“The path forward for stocks just became a lot less clear,” J.P. Morgan analysts said in a note.
The three major indexes were down about 1 percent, with all Dow components in the red.
The Fed’s decision suggested a global economic environment that is unlikely to foster the kind of earnings growth needed to support stocks at their current, above-average valuations.
Despite recent declines, the S&P 500 is still trading near 15.6 times forward 12-month earnings, above the 10-year median of 14.7 times, according to Thomson Reuters StarMine data.
Third-quarter earnings are already expected to decline 3.7 percent, according to Thomson Reuters data.
“Investors are wrestling with how concerned they should be regarding global growth,” said Jeremy Zirin, chief equity strategist at UBS Wealth Management.
“The Fed has introduced a quasi third mandate about the global growth, apart from the labor market and inflation.”
Worries about slowing growth in China, in particular, have roiled global markets in recent weeks.
“Investor uncertainty will continue and each economic data point and other news out of China will be sliced and diced,” said Keith Lerner, chief market strategist at SunTrust Bank in Atlanta.
At 12:32 ET (1632 GMT), the Dow Jones industrial average was down 223.18 points, or 1.34 percent, at 16,451.56, the S&P 500 was down 23.02 points, or 1.16 percent, at 1,967.18 and the Nasdaq composite was down 45.46 points, or 0.93 percent, at 4,848.49.
All 10 major S&P sectors were lower, with the energy index’s 2.04 percent fall leading the decliners as oil prices fell after the Fed’s comments. Exxon and Chevron were off about 2 percent.
The financial index fell 1.68 percent as Citigroup , Bank of America, Wells Fargo and JPMorgan were all down about 2.5 percent. Banks would benefit from an interest rate increase.

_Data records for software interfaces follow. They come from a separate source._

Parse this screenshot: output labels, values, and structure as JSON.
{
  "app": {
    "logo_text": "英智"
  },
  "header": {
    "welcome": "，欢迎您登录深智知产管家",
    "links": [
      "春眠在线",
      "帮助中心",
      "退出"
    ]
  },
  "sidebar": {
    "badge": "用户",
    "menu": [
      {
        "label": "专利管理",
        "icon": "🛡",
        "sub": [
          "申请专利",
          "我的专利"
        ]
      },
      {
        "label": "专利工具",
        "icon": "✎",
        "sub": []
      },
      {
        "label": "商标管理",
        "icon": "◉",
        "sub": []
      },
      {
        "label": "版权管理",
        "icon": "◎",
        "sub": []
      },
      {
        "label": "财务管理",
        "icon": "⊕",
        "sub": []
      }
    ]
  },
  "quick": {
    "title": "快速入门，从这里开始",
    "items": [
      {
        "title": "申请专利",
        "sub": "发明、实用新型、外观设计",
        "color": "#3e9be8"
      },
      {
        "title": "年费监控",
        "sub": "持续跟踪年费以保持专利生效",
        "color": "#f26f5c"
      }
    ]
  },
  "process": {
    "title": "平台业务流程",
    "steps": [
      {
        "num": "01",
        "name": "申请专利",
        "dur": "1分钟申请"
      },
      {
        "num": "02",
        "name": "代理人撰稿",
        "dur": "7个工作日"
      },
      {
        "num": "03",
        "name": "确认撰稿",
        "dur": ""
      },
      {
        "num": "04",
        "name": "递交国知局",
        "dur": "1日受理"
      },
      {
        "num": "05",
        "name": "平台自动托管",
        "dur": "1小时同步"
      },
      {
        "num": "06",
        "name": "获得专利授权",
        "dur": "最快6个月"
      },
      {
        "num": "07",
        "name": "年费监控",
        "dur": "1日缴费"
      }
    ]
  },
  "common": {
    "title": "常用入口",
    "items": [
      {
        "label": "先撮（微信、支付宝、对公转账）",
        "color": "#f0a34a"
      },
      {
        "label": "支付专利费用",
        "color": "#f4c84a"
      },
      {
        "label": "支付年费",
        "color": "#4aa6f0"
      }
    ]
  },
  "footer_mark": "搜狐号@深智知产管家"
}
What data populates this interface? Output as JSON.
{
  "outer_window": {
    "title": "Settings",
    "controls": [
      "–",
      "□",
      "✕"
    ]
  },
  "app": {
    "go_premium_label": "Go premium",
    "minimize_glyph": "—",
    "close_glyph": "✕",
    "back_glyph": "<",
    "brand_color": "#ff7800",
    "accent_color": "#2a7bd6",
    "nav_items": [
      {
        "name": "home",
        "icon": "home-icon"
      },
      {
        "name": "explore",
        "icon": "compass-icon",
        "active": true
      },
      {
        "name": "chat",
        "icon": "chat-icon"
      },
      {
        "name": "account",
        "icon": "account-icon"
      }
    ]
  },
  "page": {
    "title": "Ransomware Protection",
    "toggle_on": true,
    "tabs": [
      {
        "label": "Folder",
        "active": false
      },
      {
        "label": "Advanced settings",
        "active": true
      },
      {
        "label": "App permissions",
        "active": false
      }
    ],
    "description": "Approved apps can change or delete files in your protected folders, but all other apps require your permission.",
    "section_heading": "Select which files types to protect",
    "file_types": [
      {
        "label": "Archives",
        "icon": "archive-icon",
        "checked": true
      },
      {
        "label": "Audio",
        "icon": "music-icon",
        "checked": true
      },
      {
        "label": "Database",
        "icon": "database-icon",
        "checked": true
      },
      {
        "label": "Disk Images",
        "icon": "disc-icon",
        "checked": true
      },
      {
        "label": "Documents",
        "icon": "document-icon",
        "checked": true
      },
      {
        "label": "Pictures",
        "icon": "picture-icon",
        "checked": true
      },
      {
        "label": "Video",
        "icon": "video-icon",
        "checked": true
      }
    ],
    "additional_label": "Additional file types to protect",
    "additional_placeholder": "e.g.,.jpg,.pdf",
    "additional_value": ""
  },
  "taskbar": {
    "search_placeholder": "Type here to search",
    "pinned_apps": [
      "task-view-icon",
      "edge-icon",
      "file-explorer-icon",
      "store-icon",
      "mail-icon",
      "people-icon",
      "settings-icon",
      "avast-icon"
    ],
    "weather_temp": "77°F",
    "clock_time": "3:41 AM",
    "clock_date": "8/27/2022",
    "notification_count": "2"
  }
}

Investors are now focusing on the Fed meeting on Oct. 27-28 as the next chance for the central bank to raise interest rates for the first time since 2006.
A growing number of economists, including those at Morgan Stanley and Barclays, are now wondering whether the Fed will raise rates at all this year.
Interest rate futures indicated only a 16 percent chance of a hike at the Fed’s next meeting, with a 42 percent chance in December.
The CBOE volatility index, known as the “fear gauge”, jumped 6.9 percent to 22.61, above its long-term average of 20.
La Quinta was down 15.3 percent at $16.10 after the company announced the departure of its CEO and warned of slower revenue growth due to weaker-than-expected hotel demand.
Declining issues outnumbered advancing ones on the NYSE by 1,976 to 992. On the Nasdaq, 1,822 issues fell and 878 advanced.
The S&P 500 index showed three new 52-week highs and 13 new lows, while the Nasdaq recorded 23 new highs and 36 new lows. (Reporting by Tanya Agrawal; Editing by Saumyadeb Chakrabarty)